“Tinning” is a word I only learned recently, but it has been a large part of my South Indian household through the generations. Mornings came with the smell of fragrant spices in the air, sizzling sounds from the tawa and the subtle scraping against the bottom of the rasavaali. Scalding hot Kulambu would be brought out to serve the hungry mouths that lay in wait, either drooling or wailing. Amidst all this ruckus, the women would retreat to the kitchen, waiting for the second batch of tea that noisily brewed over the stove in its designated vessel. Despite the hustle and bustle that comes with feeding a large family, conversations about Tinning would flow freely around the cramped, smoky space—some in agreement, while the others voted to bring in the craftsman at a later date.

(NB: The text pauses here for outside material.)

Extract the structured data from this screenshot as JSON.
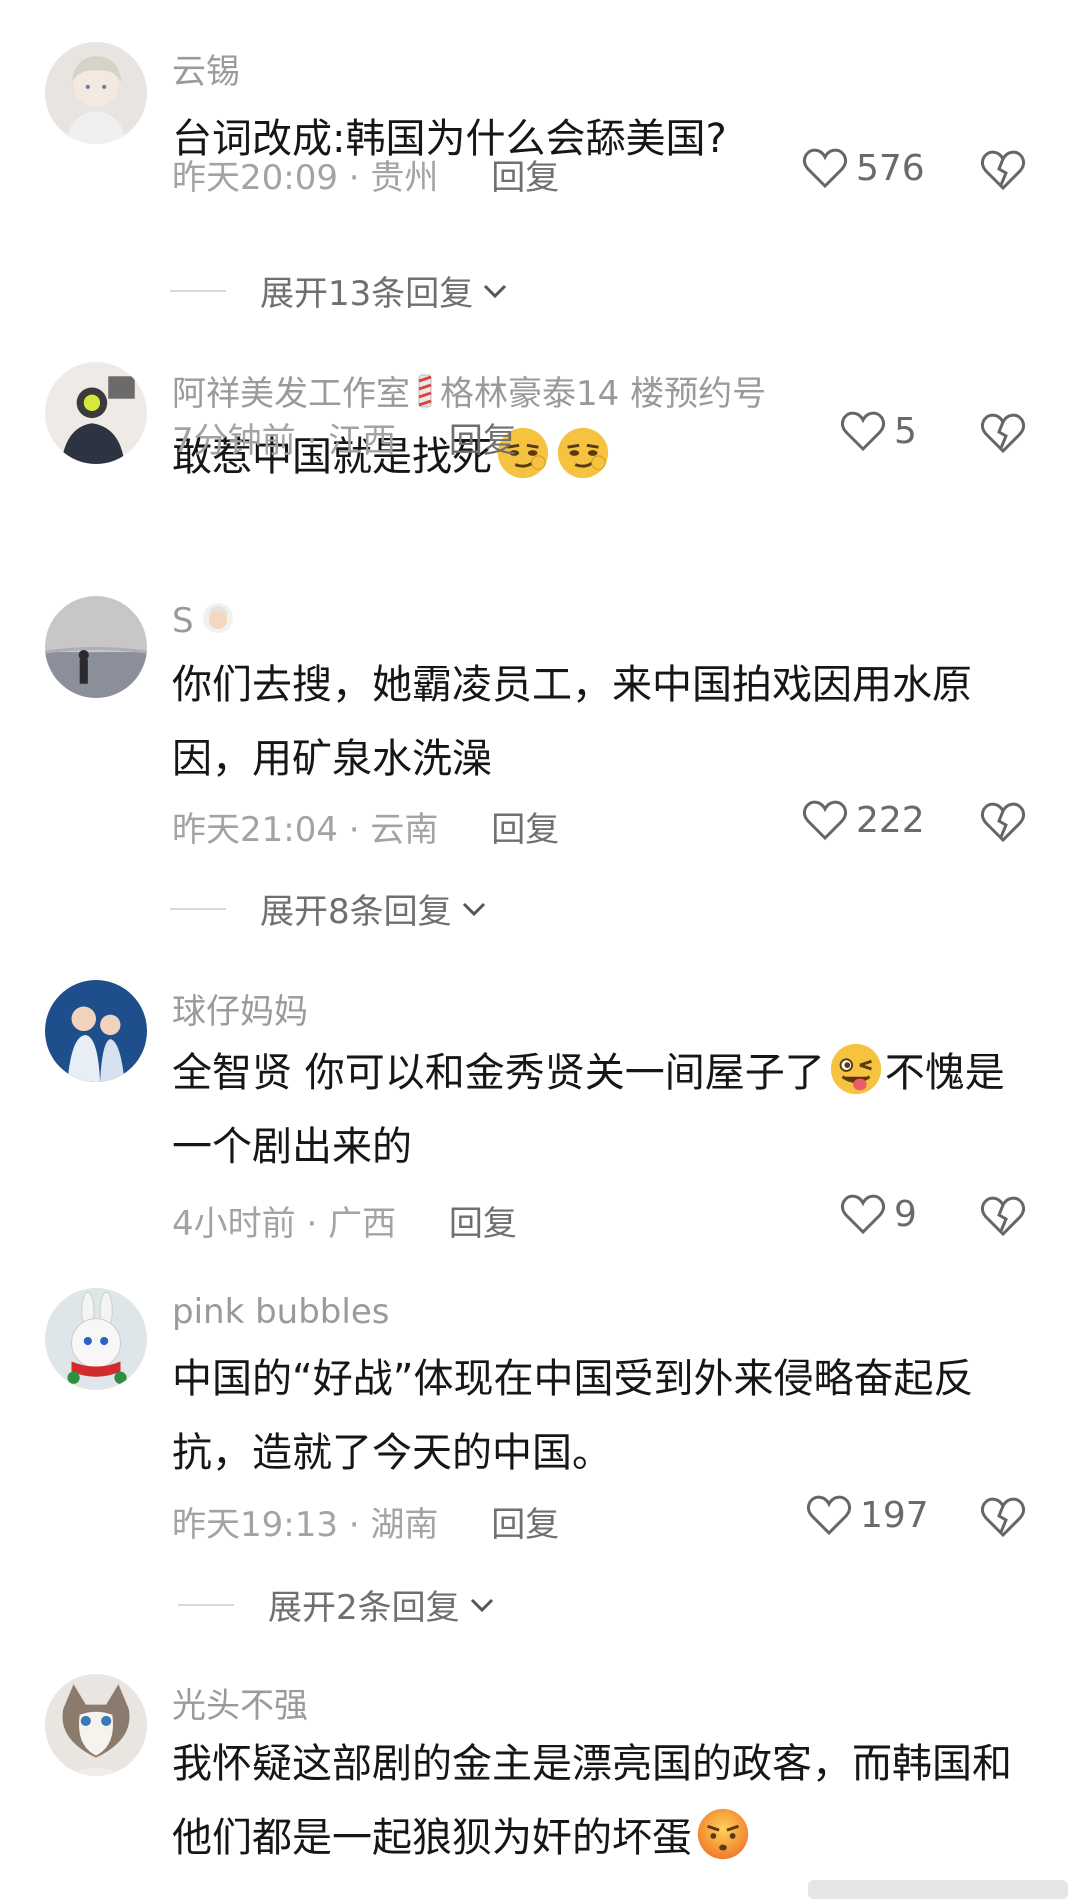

Tinning was always fun to watch. My mother remembers how the older women of the household would sit outside in the verandah, ensuring that the craftsman did nothing short of an excellent job. The craftsman would dig a small pit and light his coal. The billowing smoke at the end of the process was an entertaining sight, signaling that he was nearly finished with his task. It was indeed a show that befitted the kings, for if children can find amusement in it, why wouldn’t the royals? We would often have a front-row seat, far from the flames, but close enough to see the tin strip rub against the brass vessel, leaving a streak of silver, much like the expensive paint-markers these days.
The art, however, is not easily seen these days. Gone are the days that the craftsman would come home to line our vessels, and gone are the sounds of children’s ooh’s and aahs at seeing the bright flames and hot, tempered metal. My goal is to reintroduce these artforms from the days of yore through our beautiful collection of eiyam-lined/ tin-lined vessels.

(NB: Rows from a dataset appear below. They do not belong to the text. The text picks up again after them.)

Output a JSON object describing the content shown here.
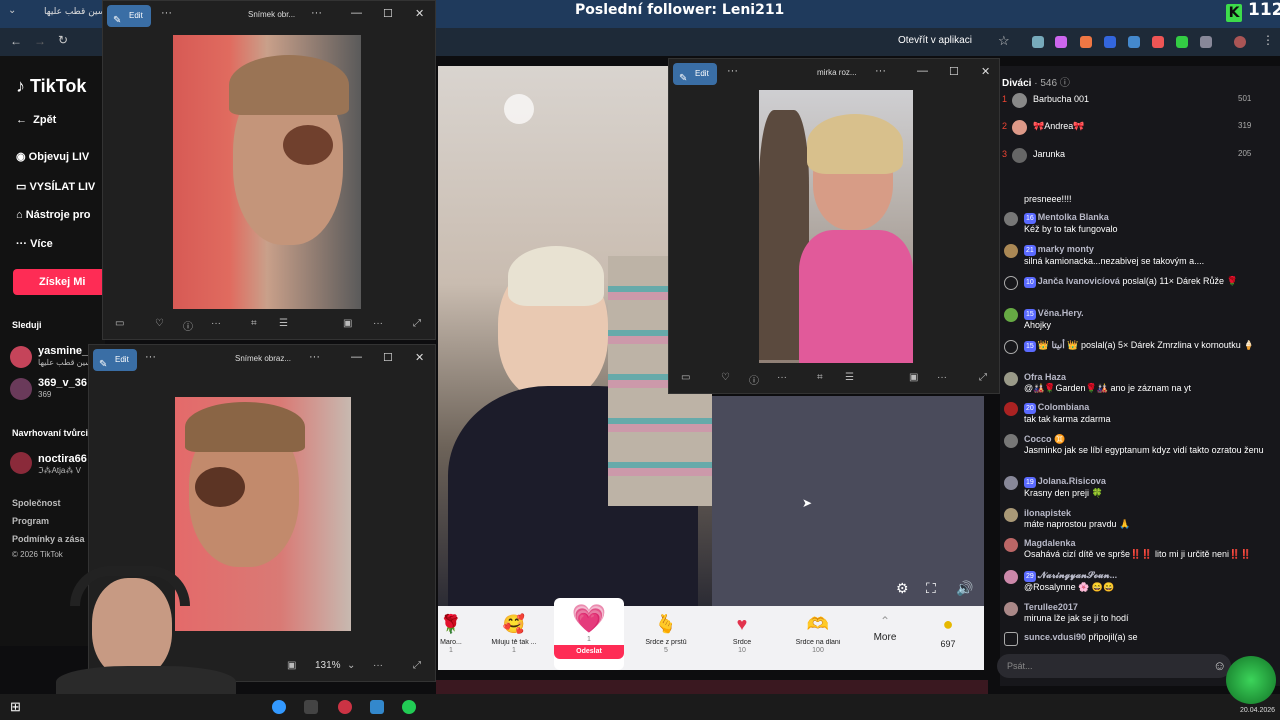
{
  "banner": {
    "title": "Poslední follower: Leni211",
    "count": "112",
    "k_icon": "K"
  },
  "browser": {
    "tab_title": "سين قطب عليها",
    "open_app": "Otevřít v aplikaci"
  },
  "sidebar": {
    "logo": "TikTok",
    "back": "Zpět",
    "explore": "Objevuj LIV",
    "go_live": "VYSÍLAT LIV",
    "tools": "Nástroje pro",
    "more": "Více",
    "coins_btn": "Získej Mi",
    "following_title": "Sleduji",
    "following": [
      {
        "name": "yasmine_",
        "sub": "سين قطب عليها"
      },
      {
        "name": "369_v_36",
        "sub": "369"
      }
    ],
    "suggested_title": "Navrhovaní tvůrci",
    "suggested": [
      {
        "name": "noctira66",
        "sub": "ℑ⁂Atja⁂ V"
      }
    ],
    "footer": [
      "Společnost",
      "Program",
      "Podmínky a zása",
      "© 2026 TikTok"
    ]
  },
  "win1": {
    "edit": "Edit",
    "title": "Snímek obr..."
  },
  "win2": {
    "edit": "Edit",
    "title": "Snímek obraz...",
    "zoom": "131%"
  },
  "win3": {
    "edit": "Edit",
    "title": "mirka roz..."
  },
  "giftbar": {
    "gifts": [
      {
        "label": "Maro...",
        "price": "1",
        "icon": "rose-icon"
      },
      {
        "label": "Miluju tě tak ...",
        "price": "1",
        "icon": "heart-face-icon"
      },
      {
        "label": "Odeslat",
        "price": "1",
        "icon": "heart-gift-icon"
      },
      {
        "label": "Srdce z prstů",
        "price": "5",
        "icon": "finger-heart-icon"
      },
      {
        "label": "Srdce",
        "price": "10",
        "icon": "heart-icon"
      },
      {
        "label": "Srdce na dlani",
        "price": "100",
        "icon": "palm-heart-icon"
      }
    ],
    "more": "More",
    "coins": "697"
  },
  "chat": {
    "viewers_title": "Diváci",
    "viewers_count": "· 546",
    "viewers": [
      {
        "rank": "1",
        "name": "Barbucha 001",
        "score": "501"
      },
      {
        "rank": "2",
        "name": "🎀Andrea🎀",
        "score": "319"
      },
      {
        "rank": "3",
        "name": "Jarunka",
        "score": "205"
      }
    ],
    "messages": [
      {
        "level": "",
        "name": "",
        "text": "presneee!!!!"
      },
      {
        "level": "16",
        "name": "Mentolka Blanka",
        "text": "Kéž by to tak fungovalo"
      },
      {
        "level": "21",
        "name": "marky monty",
        "text": "silná kamionacka...nezabivej se takovým a...."
      },
      {
        "level": "10",
        "name": "Janča Ivanovicíová",
        "text": "poslal(a) 11× Dárek Růže 🌹"
      },
      {
        "level": "15",
        "name": "Věna.Hery.",
        "text": "Ahojky"
      },
      {
        "level": "15",
        "name": "👑 أنيتا 👑",
        "text": "poslal(a) 5× Dárek Zmrzlina v kornoutku 🍦"
      },
      {
        "level": "",
        "name": "Ofra Haza",
        "text": "@🎎🌹Garden🌹🎎 ano je záznam na yt"
      },
      {
        "level": "20",
        "name": "Colombiana",
        "text": "tak tak karma zdarma"
      },
      {
        "level": "",
        "name": "Cocco ♊",
        "text": "Jasminko jak se líbí egyptanum kdyz vidí takto ozratou ženu"
      },
      {
        "level": "19",
        "name": "Jolana.Risicova",
        "text": "Krasny den preji 🍀"
      },
      {
        "level": "",
        "name": "ilonapistek",
        "text": "máte naprostou pravdu 🙏"
      },
      {
        "level": "",
        "name": "Magdalenka",
        "text": "Osahává cizí dítě ve sprše‼️‼️ lito mi ji určitě neni‼️‼️"
      },
      {
        "level": "29",
        "name": "𝓝𝓪𝓻𝓲𝓷𝓰𝔂𝓪𝓷𝓢𝓸𝓾𝓷...",
        "text": "@Rosalynne 🌸 😄😄"
      },
      {
        "level": "",
        "name": "Terullee2017",
        "text": "miruna lže jak se jí to hodí"
      },
      {
        "level": "",
        "name": "sunce.vdusi90",
        "text": "připojil(a) se"
      }
    ],
    "input_placeholder": "Psát...",
    "date": "20.04.2026"
  }
}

What is Tinning, And Why Should We Tin Our Vessels?
In terms of brass and copper vessels, Tinning refers to a process of thinly coating the inner surface of vessels with tin to prevent oxidation, leaching, and corrosion when used for cooking or storage.
Acidic foods tend to corrode the inner layer of brass and copper vessels, allowing the food to spoil and no longer taste good. The tin lining protects the vessels and keeps the food fit for consumption even when acidic ingredients are used. Brass and copper are notorious for curdling milk, ruining the taste of food and even being subject to corrosion. To make them suitable for cooking, many households over the country prefer to have their vessels tinned and safe for use.
Tinning must be done every 6 to 8 months to ensure that oxidized residues don’t lead to food poisoning.
To see the foods suitable for cooking in brass, bronze, and copper, click here.
How Tinning Is Done
With the increased use of stainless steel and aluminum as cooking vessels, the art of Tinning has almost died out. There are very few generational tin craftsmen who continue to line brass and bronze, and some resort to Tinning on pushcarts.
- The brass or copper utensil is thoroughly cleaned using caustic soda/lye.
- The craftsman proceeds to dig a pit in the ground and fill it with coals to create a temporary blast furnace.
- The brass/ copper vessel is heated over burning coals for two to three minutes, transferred to the temporary furnace, and is heated till it has a faint, pink glow.
- As the vessel heats, Ammonium Chloride powder is applied to it to act as a flux.
- A strip of tin is then applied, and as it rapidly melts, a swab of cotton/cotton cloth is used to rigorously rub the molten metal all over the vessel’s insides to ensure an even coat.
- Once this is done, the vessel is rapidly cooled by submerging it into the water, rendering it ready for use.
So there you go, what seems to be a simple, yet effective procedure was once a crucial procedure in households all over the country.
To purchase tinned vessels of yore, click here!